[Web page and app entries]
==========
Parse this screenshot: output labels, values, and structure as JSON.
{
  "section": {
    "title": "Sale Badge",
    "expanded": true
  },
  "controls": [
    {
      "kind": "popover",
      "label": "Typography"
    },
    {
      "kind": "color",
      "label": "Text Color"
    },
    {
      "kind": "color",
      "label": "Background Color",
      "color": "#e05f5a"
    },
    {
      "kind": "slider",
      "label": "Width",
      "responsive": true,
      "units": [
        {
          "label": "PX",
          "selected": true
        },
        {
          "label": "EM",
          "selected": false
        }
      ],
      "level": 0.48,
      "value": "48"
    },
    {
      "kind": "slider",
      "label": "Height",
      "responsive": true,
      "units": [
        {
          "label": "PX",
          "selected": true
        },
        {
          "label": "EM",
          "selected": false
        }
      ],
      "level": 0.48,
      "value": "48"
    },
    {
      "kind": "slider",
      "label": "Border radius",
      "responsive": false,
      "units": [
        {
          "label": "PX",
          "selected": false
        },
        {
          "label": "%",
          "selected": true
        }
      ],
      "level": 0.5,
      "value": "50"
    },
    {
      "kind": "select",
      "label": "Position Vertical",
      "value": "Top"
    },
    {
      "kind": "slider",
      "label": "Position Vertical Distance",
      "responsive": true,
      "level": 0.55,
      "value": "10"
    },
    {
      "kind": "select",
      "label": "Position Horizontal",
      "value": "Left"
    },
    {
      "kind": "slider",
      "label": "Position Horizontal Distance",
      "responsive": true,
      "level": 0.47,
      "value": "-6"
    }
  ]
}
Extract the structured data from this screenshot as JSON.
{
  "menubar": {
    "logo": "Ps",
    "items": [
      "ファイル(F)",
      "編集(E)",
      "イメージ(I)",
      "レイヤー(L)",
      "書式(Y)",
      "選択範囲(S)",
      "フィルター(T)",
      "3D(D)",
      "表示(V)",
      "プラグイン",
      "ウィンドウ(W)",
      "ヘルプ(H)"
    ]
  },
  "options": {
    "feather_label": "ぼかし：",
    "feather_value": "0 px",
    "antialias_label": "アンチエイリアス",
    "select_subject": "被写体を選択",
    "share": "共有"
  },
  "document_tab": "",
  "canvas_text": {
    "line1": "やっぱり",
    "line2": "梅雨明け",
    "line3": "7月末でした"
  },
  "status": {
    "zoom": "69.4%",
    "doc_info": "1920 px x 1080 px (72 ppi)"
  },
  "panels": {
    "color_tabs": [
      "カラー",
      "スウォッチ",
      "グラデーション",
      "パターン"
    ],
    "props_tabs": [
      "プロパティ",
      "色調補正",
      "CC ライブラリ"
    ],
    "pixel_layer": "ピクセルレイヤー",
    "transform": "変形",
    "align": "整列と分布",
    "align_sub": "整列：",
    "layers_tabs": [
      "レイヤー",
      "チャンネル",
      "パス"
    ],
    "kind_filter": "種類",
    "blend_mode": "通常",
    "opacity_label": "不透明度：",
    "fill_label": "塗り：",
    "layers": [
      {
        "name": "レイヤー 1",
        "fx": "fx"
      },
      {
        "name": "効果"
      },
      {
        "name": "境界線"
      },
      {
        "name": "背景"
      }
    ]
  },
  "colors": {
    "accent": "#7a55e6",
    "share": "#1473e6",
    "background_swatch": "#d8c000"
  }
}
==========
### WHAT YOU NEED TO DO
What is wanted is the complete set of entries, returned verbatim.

### OUTPUT FOR THIS EXERCISE
Parse this screenshot: output labels, values, and structure as JSON.
{
  "section": {
    "title": "Sale Badge",
    "expanded": true
  },
  "controls": [
    {
      "kind": "popover",
      "label": "Typography"
    },
    {
      "kind": "color",
      "label": "Text Color"
    },
    {
      "kind": "color",
      "label": "Background Color",
      "color": "#e05f5a"
    },
    {
      "kind": "slider",
      "label": "Width",
      "responsive": true,
      "units": [
        {
          "label": "PX",
          "selected": true
        },
        {
          "label": "EM",
          "selected": false
        }
      ],
      "level": 0.48,
      "value": "48"
    },
    {
      "kind": "slider",
      "label": "Height",
      "responsive": true,
      "units": [
        {
          "label": "PX",
          "selected": true
        },
        {
          "label": "EM",
          "selected": false
        }
      ],
      "level": 0.48,
      "value": "48"
    },
    {
      "kind": "slider",
      "label": "Border radius",
      "responsive": false,
      "units": [
        {
          "label": "PX",
          "selected": false
        },
        {
          "label": "%",
          "selected": true
        }
      ],
      "level": 0.5,
      "value": "50"
    },
    {
      "kind": "select",
      "label": "Position Vertical",
      "value": "Top"
    },
    {
      "kind": "slider",
      "label": "Position Vertical Distance",
      "responsive": true,
      "level": 0.55,
      "value": "10"
    },
    {
      "kind": "select",
      "label": "Position Horizontal",
      "value": "Left"
    },
    {
      "kind": "slider",
      "label": "Position Horizontal Distance",
      "responsive": true,
      "level": 0.47,
      "value": "-6"
    }
  ]
}
Extract the structured data from this screenshot as JSON.
{
  "menubar": {
    "logo": "Ps",
    "items": [
      "ファイル(F)",
      "編集(E)",
      "イメージ(I)",
      "レイヤー(L)",
      "書式(Y)",
      "選択範囲(S)",
      "フィルター(T)",
      "3D(D)",
      "表示(V)",
      "プラグイン",
      "ウィンドウ(W)",
      "ヘルプ(H)"
    ]
  },
  "options": {
    "feather_label": "ぼかし：",
    "feather_value": "0 px",
    "antialias_label": "アンチエイリアス",
    "select_subject": "被写体を選択",
    "share": "共有"
  },
  "document_tab": "",
  "canvas_text": {
    "line1": "やっぱり",
    "line2": "梅雨明け",
    "line3": "7月末でした"
  },
  "status": {
    "zoom": "69.4%",
    "doc_info": "1920 px x 1080 px (72 ppi)"
  },
  "panels": {
    "color_tabs": [
      "カラー",
      "スウォッチ",
      "グラデーション",
      "パターン"
    ],
    "props_tabs": [
      "プロパティ",
      "色調補正",
      "CC ライブラリ"
    ],
    "pixel_layer": "ピクセルレイヤー",
    "transform": "変形",
    "align": "整列と分布",
    "align_sub": "整列：",
    "layers_tabs": [
      "レイヤー",
      "チャンネル",
      "パス"
    ],
    "kind_filter": "種類",
    "blend_mode": "通常",
    "opacity_label": "不透明度：",
    "fill_label": "塗り：",
    "layers": [
      {
        "name": "レイヤー 1",
        "fx": "fx"
      },
      {
        "name": "効果"
      },
      {
        "name": "境界線"
      },
      {
        "name": "背景"
      }
    ]
  },
  "colors": {
    "accent": "#7a55e6",
    "share": "#1473e6",
    "background_swatch": "#d8c000"
  }
}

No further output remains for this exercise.